Twitter is famous for constantly teasing its users by releasing experiments and updates to find out new ways of improving the micro-blogging experience. We have already seen a few attempts in making the user interface and timeline structure more appealing. Twitter claims some experiments and changes are visible to the users, while others lay beneath a few layers and are aimed at making the user experience easier. According to their blog post dating back to September 2013, experiments are carried out almost every day.
Thursday was just another experiment day at Twitter. The app launched a new round of trials on Android and iOS Twitter users.
One of the changes concerns the display of images. Previously embedded images were displayed above the text, while some users reported the opposite on Thursday.
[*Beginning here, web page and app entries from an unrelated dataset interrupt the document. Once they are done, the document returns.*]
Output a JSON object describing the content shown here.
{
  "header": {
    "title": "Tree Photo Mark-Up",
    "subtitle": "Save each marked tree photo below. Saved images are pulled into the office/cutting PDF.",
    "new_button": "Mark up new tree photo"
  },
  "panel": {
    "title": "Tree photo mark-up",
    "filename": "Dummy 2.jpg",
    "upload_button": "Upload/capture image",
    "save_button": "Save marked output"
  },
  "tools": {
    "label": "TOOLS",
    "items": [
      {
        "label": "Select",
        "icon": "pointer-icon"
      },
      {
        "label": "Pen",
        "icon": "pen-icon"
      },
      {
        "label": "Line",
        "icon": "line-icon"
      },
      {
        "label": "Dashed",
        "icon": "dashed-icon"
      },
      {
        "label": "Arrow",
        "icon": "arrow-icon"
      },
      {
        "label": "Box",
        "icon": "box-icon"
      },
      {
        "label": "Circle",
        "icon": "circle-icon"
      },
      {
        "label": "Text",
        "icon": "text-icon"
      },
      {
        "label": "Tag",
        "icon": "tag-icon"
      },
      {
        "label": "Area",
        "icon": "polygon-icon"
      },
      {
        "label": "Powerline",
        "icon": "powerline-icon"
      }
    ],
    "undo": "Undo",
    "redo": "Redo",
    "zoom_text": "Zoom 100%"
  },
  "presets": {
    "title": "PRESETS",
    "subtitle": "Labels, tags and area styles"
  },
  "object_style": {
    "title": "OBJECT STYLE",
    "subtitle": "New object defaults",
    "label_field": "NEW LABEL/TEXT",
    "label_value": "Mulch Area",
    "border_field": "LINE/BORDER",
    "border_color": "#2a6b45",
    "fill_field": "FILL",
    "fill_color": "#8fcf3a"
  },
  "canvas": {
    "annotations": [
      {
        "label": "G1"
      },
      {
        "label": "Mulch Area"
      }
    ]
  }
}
Another new experiment was related to the way we embed tweets. First, if you wanted to comment on a retweet, you’d have to click “Quote Tweet” and have less than 140 characters in your arsenal. The problem was that the commentary allowed a word count of retweet and commentary combination. For instance, if the retweet was 130 words, you’d have only 10 for your comment.
Moreover, the new changes allowed some users to drop the URL of the linked tweet and let the text be visible when the retweet is published. This will make the tweet packed with less URLs and more meaningful text.
However, problems may occur when accessing Twitter on your computer and viewing the updates made by mobile users. Of course, as a big number of active users access Twitter via mobile phones, it can be useful to hold experiments particularly in the mobile zone, but the compatibility must be preserved to make sure Twitter doesn’t become an all-mobile application.
Experiments are always great, because they mean change, and change is good! That’s why we love Twitter, but this time we think new changes could possibly lead to a much too complicated situation. Say, what will happen if one would like to embed a tweet that already contains an embedded tweet?
The tweets might eventually end up looking like Matryoshka dolls. While the idea is great for boosting engagement, it does need a more simplified structure not to become a tweet maze.
Ironically, the aim seems to be to clean out space for user discussion, so hopefully these issues will be addressed if the changes become reality.
Finally, the experiments were released only for a limited number of users, so if you haven’t spotted any changes, don’t worry. Improvements will still be available to you when they’re released as updates.